● **Data to process**
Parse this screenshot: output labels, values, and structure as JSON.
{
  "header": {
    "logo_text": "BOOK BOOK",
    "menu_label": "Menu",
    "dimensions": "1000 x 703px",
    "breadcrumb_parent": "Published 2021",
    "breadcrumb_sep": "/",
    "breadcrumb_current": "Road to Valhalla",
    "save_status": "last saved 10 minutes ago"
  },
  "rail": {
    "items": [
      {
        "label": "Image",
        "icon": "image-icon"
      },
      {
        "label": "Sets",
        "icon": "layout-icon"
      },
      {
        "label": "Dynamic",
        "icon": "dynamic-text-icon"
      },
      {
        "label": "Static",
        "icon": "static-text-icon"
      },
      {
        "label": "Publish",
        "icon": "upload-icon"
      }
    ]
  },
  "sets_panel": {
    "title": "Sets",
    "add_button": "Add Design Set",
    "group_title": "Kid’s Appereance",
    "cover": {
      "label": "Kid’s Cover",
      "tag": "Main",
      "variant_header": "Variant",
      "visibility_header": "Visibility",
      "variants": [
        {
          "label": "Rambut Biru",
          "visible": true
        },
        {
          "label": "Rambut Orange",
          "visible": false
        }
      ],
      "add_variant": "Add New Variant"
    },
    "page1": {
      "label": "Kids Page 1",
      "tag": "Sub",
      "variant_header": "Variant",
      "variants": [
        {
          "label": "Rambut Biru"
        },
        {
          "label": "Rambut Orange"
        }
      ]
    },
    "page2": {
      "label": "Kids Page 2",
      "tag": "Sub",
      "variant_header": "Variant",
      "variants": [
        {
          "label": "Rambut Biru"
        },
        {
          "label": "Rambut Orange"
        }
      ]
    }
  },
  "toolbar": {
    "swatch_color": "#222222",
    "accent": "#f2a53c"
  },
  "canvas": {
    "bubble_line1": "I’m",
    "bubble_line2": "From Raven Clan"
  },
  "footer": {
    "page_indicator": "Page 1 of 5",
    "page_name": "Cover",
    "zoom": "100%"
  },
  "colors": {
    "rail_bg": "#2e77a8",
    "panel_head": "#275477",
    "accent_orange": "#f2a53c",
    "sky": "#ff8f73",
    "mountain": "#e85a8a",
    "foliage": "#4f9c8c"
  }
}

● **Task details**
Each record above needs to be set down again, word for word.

● **Result for this task**
Parse this screenshot: output labels, values, and structure as JSON.
{
  "header": {
    "logo_text": "BOOK BOOK",
    "menu_label": "Menu",
    "dimensions": "1000 x 703px",
    "breadcrumb_parent": "Published 2021",
    "breadcrumb_sep": "/",
    "breadcrumb_current": "Road to Valhalla",
    "save_status": "last saved 10 minutes ago"
  },
  "rail": {
    "items": [
      {
        "label": "Image",
        "icon": "image-icon"
      },
      {
        "label": "Sets",
        "icon": "layout-icon"
      },
      {
        "label": "Dynamic",
        "icon": "dynamic-text-icon"
      },
      {
        "label": "Static",
        "icon": "static-text-icon"
      },
      {
        "label": "Publish",
        "icon": "upload-icon"
      }
    ]
  },
  "sets_panel": {
    "title": "Sets",
    "add_button": "Add Design Set",
    "group_title": "Kid’s Appereance",
    "cover": {
      "label": "Kid’s Cover",
      "tag": "Main",
      "variant_header": "Variant",
      "visibility_header": "Visibility",
      "variants": [
        {
          "label": "Rambut Biru",
          "visible": true
        },
        {
          "label": "Rambut Orange",
          "visible": false
        }
      ],
      "add_variant": "Add New Variant"
    },
    "page1": {
      "label": "Kids Page 1",
      "tag": "Sub",
      "variant_header": "Variant",
      "variants": [
        {
          "label": "Rambut Biru"
        },
        {
          "label": "Rambut Orange"
        }
      ]
    },
    "page2": {
      "label": "Kids Page 2",
      "tag": "Sub",
      "variant_header": "Variant",
      "variants": [
        {
          "label": "Rambut Biru"
        },
        {
          "label": "Rambut Orange"
        }
      ]
    }
  },
  "toolbar": {
    "swatch_color": "#222222",
    "accent": "#f2a53c"
  },
  "canvas": {
    "bubble_line1": "I’m",
    "bubble_line2": "From Raven Clan"
  },
  "footer": {
    "page_indicator": "Page 1 of 5",
    "page_name": "Cover",
    "zoom": "100%"
  },
  "colors": {
    "rail_bg": "#2e77a8",
    "panel_head": "#275477",
    "accent_orange": "#f2a53c",
    "sky": "#ff8f73",
    "mountain": "#e85a8a",
    "foliage": "#4f9c8c"
  }
}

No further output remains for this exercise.